This was two years ago. We are still friends. Our kids go to each others’ birthdays. We have coffee dates, playdates, beer and wine dates. We send each other flowers when we have lost. We celebrate our successes. We ask each other about tantrums, potty training, and poop. We tell each other about family-friendly spots, and places to avoid at all costs. We cry together, laugh together. We are a strange family created because we were all cast to sea and found the same tiny piece of floating wreckage. In many ways, they saved me. I like to think I am a part of having helped them, too.
But it wasn’t easy. Here is what I can tell you about how to get yourself out of the house and to a mom’s group. Or to a workout class where there are other moms. Or ANYWHERE to meet some mom friends.
- Just fucking do it already. Stop making excuses. No one knows what you used to look like, no one cares that you’re not wearing makeup, or that this is your 6th day in a row in the same semi-see through lulus. Just go.
- Keep a packed diaper bag at the door so that you can just grab it and get in the car. IF nothing else is in there, have diapers, wipes, a changemat, a cover (if you aren’t comfortable nursing without one). IF you are bottle feeding (formula or BM), have some in the fridge to throw in your bag when you go.
- Don’t try to time it around nursing. Obviously, it’s ideal to nurse and then leave right away, but it’s more important that you’re just THERE, so if the debate is between nursing there or not going… nurse there. You will never meet other moms if you don’t leave your house. Duh.
- Try a couple different places. There should for real be a tinder for moms: we are all out there desperately seeking our mom-friends… even if we are too shy or overwhelmed to know how to. Look for people with commonalities to you, but you’ll be shocked how much you’ll have in common just by nature of you both being new moms.
Wherever you decide to go, know this: you’re not weird. Well, you are. Probably. But you’re no weirder than anyone else! If you suddenly feel like you have very little in common with your baby-less friends, you’re not alone. If you feel like you’re doing it all wrong, you’re not alone. If you feel like you’ve lost who you are, or your marriage, or your body… you’re NOT ALONE. However you are feeling… that’s normal, I swear it. And if what you’re feeling is depressed, or anxious, or angry… you’re not alone and you need support and help. Find a group of women who will be there and for whom you can be a support as well. Commit to a Facebook group with them, exchange phone numbers, find doable activities and ACTUALLY DO THEM…whatever you are capable of doing, do. We started with playdates at each others’ houses, and added wine nights for us moms. We set up schedules (it always helps to have a Type A in the group!) so that we could plan around our dates. We went for long walks where we bonded and talked and cried. Commit. It’s worth it, I promise.

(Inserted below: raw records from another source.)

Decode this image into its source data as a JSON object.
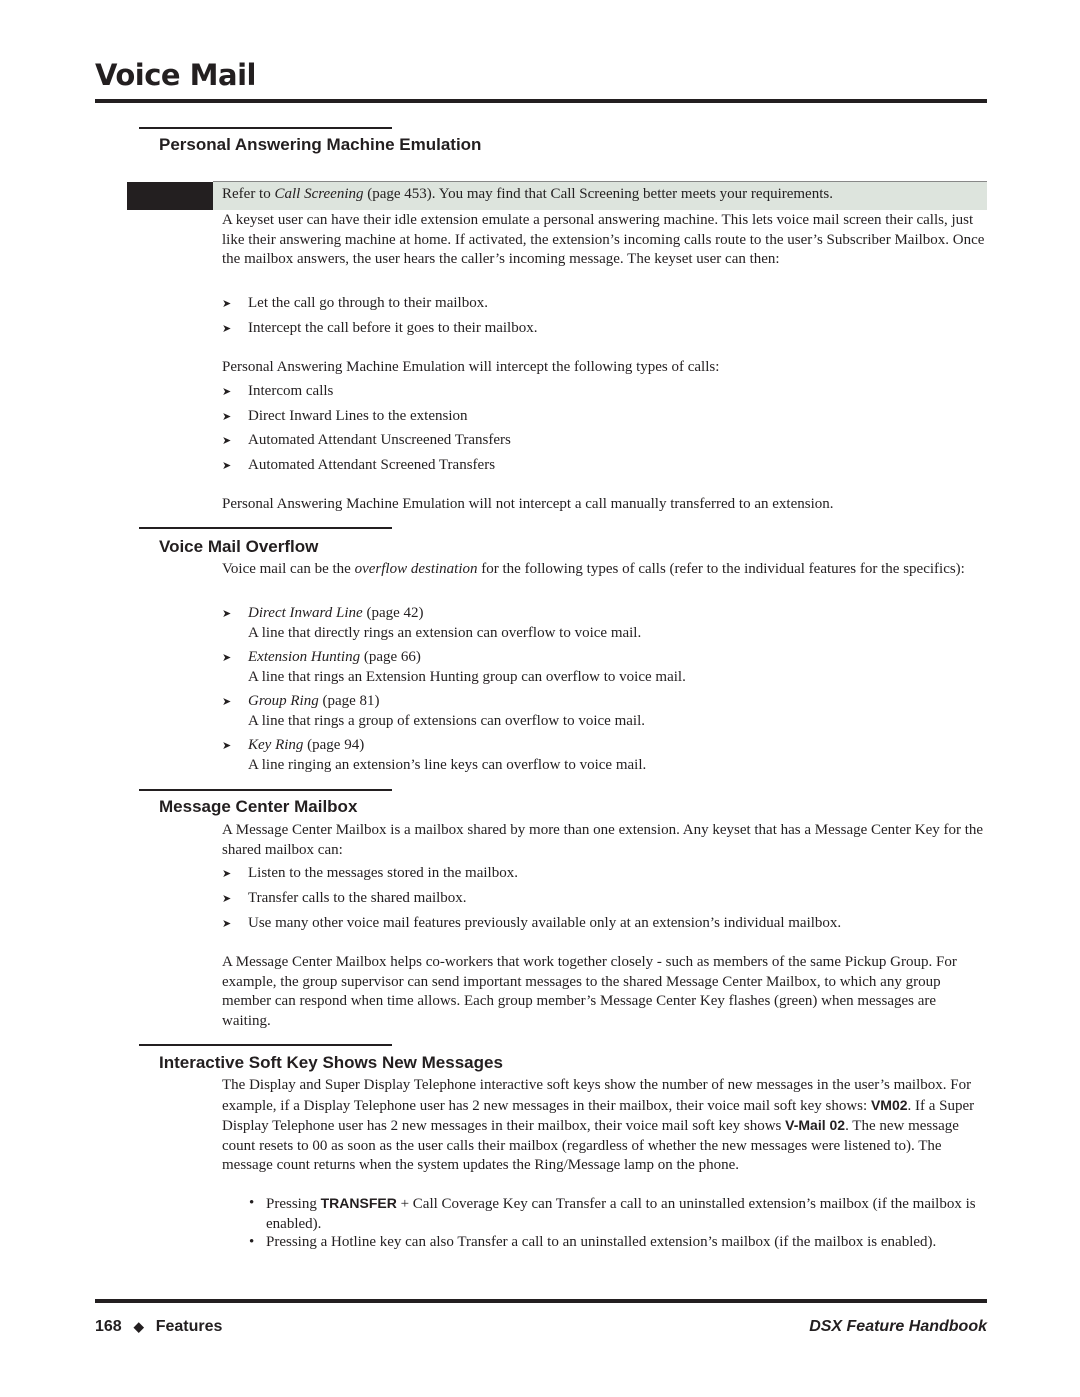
{
  "header": {
    "title": "Voice Mail"
  },
  "sections": {
    "pame": {
      "heading": "Personal Answering Machine Emulation",
      "note": {
        "prefix": "Refer to ",
        "link": "Call Screening",
        "suffix": " (page 453). You may find that Call Screening better meets your requirements."
      },
      "intro": "A keyset user can have their idle extension emulate a personal answering machine. This lets voice mail screen their calls, just like their answering machine at home. If activated, the extension’s incoming calls route to the user’s Subscriber Mailbox. Once the mailbox answers, the user hears the caller’s incoming mes­sage. The keyset user can then:",
      "options": [
        "Let the call go through to their mailbox.",
        "Intercept the call before it goes to their mailbox."
      ],
      "intercept_intro": "Personal Answering Machine Emulation will intercept the following types of calls:",
      "intercept_types": [
        "Intercom calls",
        "Direct Inward Lines to the extension",
        "Automated Attendant Unscreened Transfers",
        "Automated Attendant Screened Transfers"
      ],
      "exclusion": "Personal Answering Machine Emulation will not intercept a call manually transferred to an extension."
    },
    "overflow": {
      "heading": "Voice Mail Overflow",
      "intro_prefix": "Voice mail can be the ",
      "intro_em": "overflow destination",
      "intro_suffix": " for the following types of calls (refer to the individual features for the specifics):",
      "items": [
        {
          "feature": "Direct Inward Line",
          "page": " (page 42)",
          "desc": "A line that directly rings an extension can overflow to voice mail."
        },
        {
          "feature": "Extension Hunting",
          "page": " (page 66)",
          "desc": "A line that rings an Extension Hunting group can overflow to voice mail."
        },
        {
          "feature": "Group Ring",
          "page": " (page 81)",
          "desc": "A line that rings a group of extensions can overflow to voice mail."
        },
        {
          "feature": "Key Ring",
          "page": " (page 94)",
          "desc": "A line ringing an extension’s line keys can overflow to voice mail."
        }
      ]
    },
    "mcm": {
      "heading": "Message Center Mailbox",
      "intro": "A Message Center Mailbox is a mailbox shared by more than one extension. Any keyset that has a Message Center Key for the shared mailbox can:",
      "items": [
        "Listen to the messages stored in the mailbox.",
        "Transfer calls to the shared mailbox.",
        "Use many other voice mail features previously available only at an extension’s individual mailbox."
      ],
      "detail": "A Message Center Mailbox helps co-workers that work together closely - such as members of the same Pickup Group. For example, the group supervisor can send important messages to the shared Message Cen­ter Mailbox, to which any group member can respond when time allows. Each group member’s Message Center Key flashes (green) when messages are waiting."
    },
    "softkey": {
      "heading": "Interactive Soft Key Shows New Messages",
      "p1": "The Display and Super Display Telephone interactive soft keys show the number of new messages in the user’s mailbox. For example, if a Display Telephone user has 2 new messages in their mailbox, their voice mail soft key shows: ",
      "code1": "VM02",
      "p2": ". If a Super Display Telephone user has 2 new messages in their mailbox, their voice mail soft key shows ",
      "code2": "V-Mail 02",
      "p3": ". The new message count resets to 00 as soon as the user calls their mail­box (regardless of whether the new messages were listened to). The message count returns when the system updates the Ring/Message lamp on the phone.",
      "bullet1_prefix": "Pressing ",
      "bullet1_key": "TRANSFER",
      "bullet1_suffix": " + Call Coverage Key can Transfer a call to an uninstalled extension’s mailbox (if the mailbox is enabled).",
      "bullet2": "Pressing a Hotline key can also Transfer a call to an uninstalled extension’s mailbox (if the mailbox is enabled)."
    }
  },
  "footer": {
    "page_number": "168",
    "section": "Features",
    "book_title": "DSX Feature Handbook"
  }
}
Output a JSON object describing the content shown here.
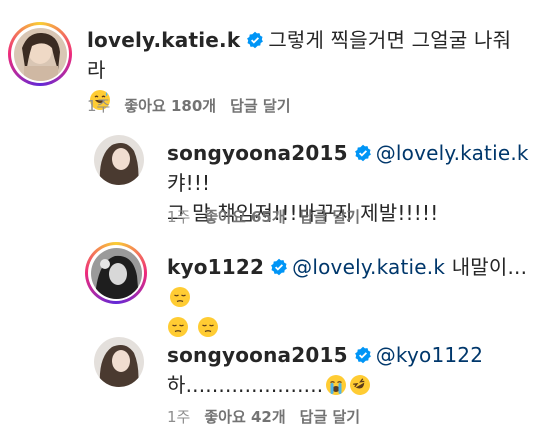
{
  "comments": [
    {
      "username": "lovely.katie.k",
      "mention": "",
      "text": "그렇게 찍을거면 그얼굴 나줘라",
      "time": "1주",
      "likes_label": "좋아요 180개",
      "reply_label": "답글 달기",
      "emoji": [
        "grinning-sweat-face"
      ]
    },
    {
      "username": "songyoona2015",
      "mention": "@lovely.katie.k",
      "text_line1": "캬!!!",
      "text_line2": "그 말 책임져!!!바꾸자 제발!!!!!",
      "time": "1주",
      "likes_label": "좋아요 65개",
      "reply_label": "답글 달기"
    },
    {
      "username": "kyo1122",
      "mention": "@lovely.katie.k",
      "text": "내말이...",
      "emoji": [
        "pensive-face",
        "pensive-face",
        "pensive-face"
      ]
    },
    {
      "username": "songyoona2015",
      "mention": "@kyo1122",
      "text": "하.....................",
      "time": "1주",
      "likes_label": "좋아요 42개",
      "reply_label": "답글 달기",
      "emoji": [
        "loudly-crying-face",
        "rolling-laughing-face"
      ]
    }
  ],
  "colors": {
    "verified": "#0095f6",
    "mention": "#00376b",
    "meta": "#8e8e8e"
  }
}
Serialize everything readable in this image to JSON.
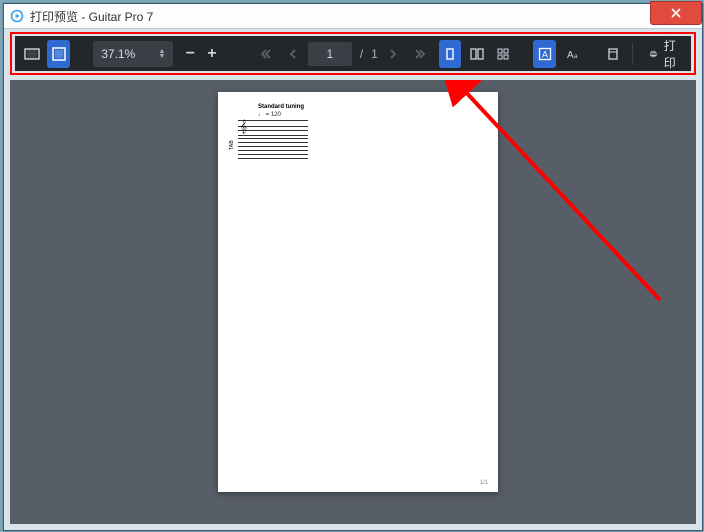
{
  "window": {
    "title": "打印预览 - Guitar Pro 7"
  },
  "toolbar": {
    "zoom_text": "37.1%",
    "page_current": "1",
    "page_total": "1",
    "print_label": "打印"
  },
  "document": {
    "song_title": "Standard tuning",
    "tempo": "= 120",
    "tab_label": "TAB",
    "page_number": "1/1"
  }
}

Thanks for reading! Later this week, I’m going to post about why I’m the Mediocre Mom: I kept my daughter in daycare after I had my son. It’s a choice that I’m conflicted about, but I want to talk about why I made the choice I did.